> About this exercise: Which lines in the records below contain the word "kind"? Return each of them.
### Dataset content
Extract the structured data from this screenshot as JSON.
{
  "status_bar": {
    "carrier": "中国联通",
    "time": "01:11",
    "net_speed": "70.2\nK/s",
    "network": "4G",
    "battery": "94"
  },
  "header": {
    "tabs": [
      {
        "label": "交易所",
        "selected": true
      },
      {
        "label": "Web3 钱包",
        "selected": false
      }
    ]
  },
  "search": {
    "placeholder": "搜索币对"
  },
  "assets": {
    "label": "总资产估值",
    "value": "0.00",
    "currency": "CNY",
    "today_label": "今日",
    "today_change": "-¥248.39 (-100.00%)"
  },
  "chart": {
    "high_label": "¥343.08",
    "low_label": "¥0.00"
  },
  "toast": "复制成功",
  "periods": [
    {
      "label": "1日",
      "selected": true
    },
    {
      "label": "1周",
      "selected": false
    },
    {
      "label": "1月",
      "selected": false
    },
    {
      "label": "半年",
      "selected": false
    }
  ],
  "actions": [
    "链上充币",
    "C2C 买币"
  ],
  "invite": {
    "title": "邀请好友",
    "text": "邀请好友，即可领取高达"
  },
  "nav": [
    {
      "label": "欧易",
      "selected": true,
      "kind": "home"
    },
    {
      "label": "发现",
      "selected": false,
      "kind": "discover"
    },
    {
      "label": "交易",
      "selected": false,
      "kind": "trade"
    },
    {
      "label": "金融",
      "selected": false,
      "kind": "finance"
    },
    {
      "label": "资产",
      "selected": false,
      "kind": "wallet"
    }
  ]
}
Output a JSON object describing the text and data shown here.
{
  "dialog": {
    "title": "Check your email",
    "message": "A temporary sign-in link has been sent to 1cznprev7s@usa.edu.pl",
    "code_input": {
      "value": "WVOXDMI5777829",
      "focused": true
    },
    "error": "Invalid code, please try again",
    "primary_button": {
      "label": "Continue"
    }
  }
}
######
> Answer space:
      "kind": "home"
      "kind": "discover"
      "kind": "trade"
      "kind": "finance"
      "kind": "wallet"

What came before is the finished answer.